To thicken with arrowroot powder, mix it with cold water to make a slurry; the slurry method keeps the fine powder from forming clumps. Arrowroot powder cooks at a relatively low temperature, which means that it is perfect for some of the more delicate sauces. For best results, add your arrowroot powder slurry at the end of your dish’s cooking time, as it doesn’t handle extended heating well — it will thin out again if you cook it for too long. Avoid mixing arrowroot powder with milk or another dairy product since this will give your dish a slimy texture.
Arrowroot powder is great for coating fried and baked items. Adding arrowroot powder to other breading ingredients or using it on its own can make the final result crisper. Blend it with tapioca flour, potato starch or almond flour. Use it in the breading for fried meats, including chicken and pork chops, as well as to coat tofu. It works well as a cornstarch alternative in the coating for deep-fried American Chinese specialties like General Tso’s chicken. You can also dust your French fries with arrowroot powder before deep-frying or air-frying to make them super crispy.
For making other alternative flours lighter
One of the big downsides of gluten-free, grain-free alternative flours is how they perform in some baked goods. Almond and coconut flours are notorious for producing a dense final product. Blending them with arrowroot powder can make the textures fluffier. Like those flours, arrowroot powder contains no gluten, so it is fine for people with celiac disease to consume.
As a binding agent
Arrowroot powder is a useful and versatile binding agent for vegan and vegetarian recipes that contain no eggs. Arrowroot powder helps to keep ingredients together in the same way that eggs would. Use it in meatloaf, meatballs and their vegan alternatives.
As a vegan egg substitute

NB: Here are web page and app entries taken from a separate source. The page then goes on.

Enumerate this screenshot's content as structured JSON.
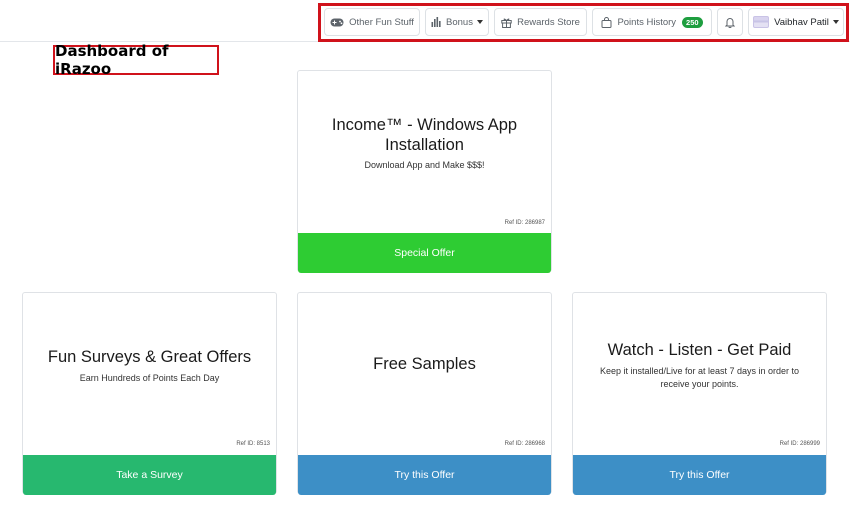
{
  "nav": {
    "fun_stuff_label": "Other Fun Stuff",
    "bonus_label": "Bonus",
    "rewards_label": "Rewards Store",
    "points_history_label": "Points History",
    "points_badge": "250",
    "user_name": "Vaibhav Patil"
  },
  "annotation": {
    "label": "Dashboard of iRazoo"
  },
  "offers": {
    "featured": {
      "title_line1": "Income™ - Windows App",
      "title_line2": "Installation",
      "subtitle": "Download App and Make $$$!",
      "ref": "Ref ID: 286987",
      "button": "Special Offer"
    },
    "surveys": {
      "title": "Fun Surveys & Great Offers",
      "subtitle": "Earn Hundreds of Points Each Day",
      "ref": "Ref ID: 8513",
      "button": "Take a Survey"
    },
    "samples": {
      "title": "Free Samples",
      "ref": "Ref ID: 286968",
      "button": "Try this Offer"
    },
    "watch": {
      "title": "Watch - Listen - Get Paid",
      "subtitle_line1": "Keep it installed/Live for at least 7 days in order to",
      "subtitle_line2": "receive your points.",
      "ref": "Ref ID: 286999",
      "button": "Try this Offer"
    }
  },
  "colors": {
    "special_offer": "#2ecc33",
    "take_survey": "#27b86f",
    "try_offer": "#3d8fc6",
    "highlight_border": "#d0121b",
    "badge": "#1e9e3f"
  },
  "icons": {
    "fun_stuff": "gamepad-icon",
    "bonus": "bar-chart-icon",
    "rewards": "gift-icon",
    "points_history": "shopping-bag-icon",
    "notifications": "bell-icon",
    "user": "avatar"
  }
}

The same properties that make arrowroot powder a great binding agent also make it a great egg substitute. Use it as your main ingredient in vegan omelets.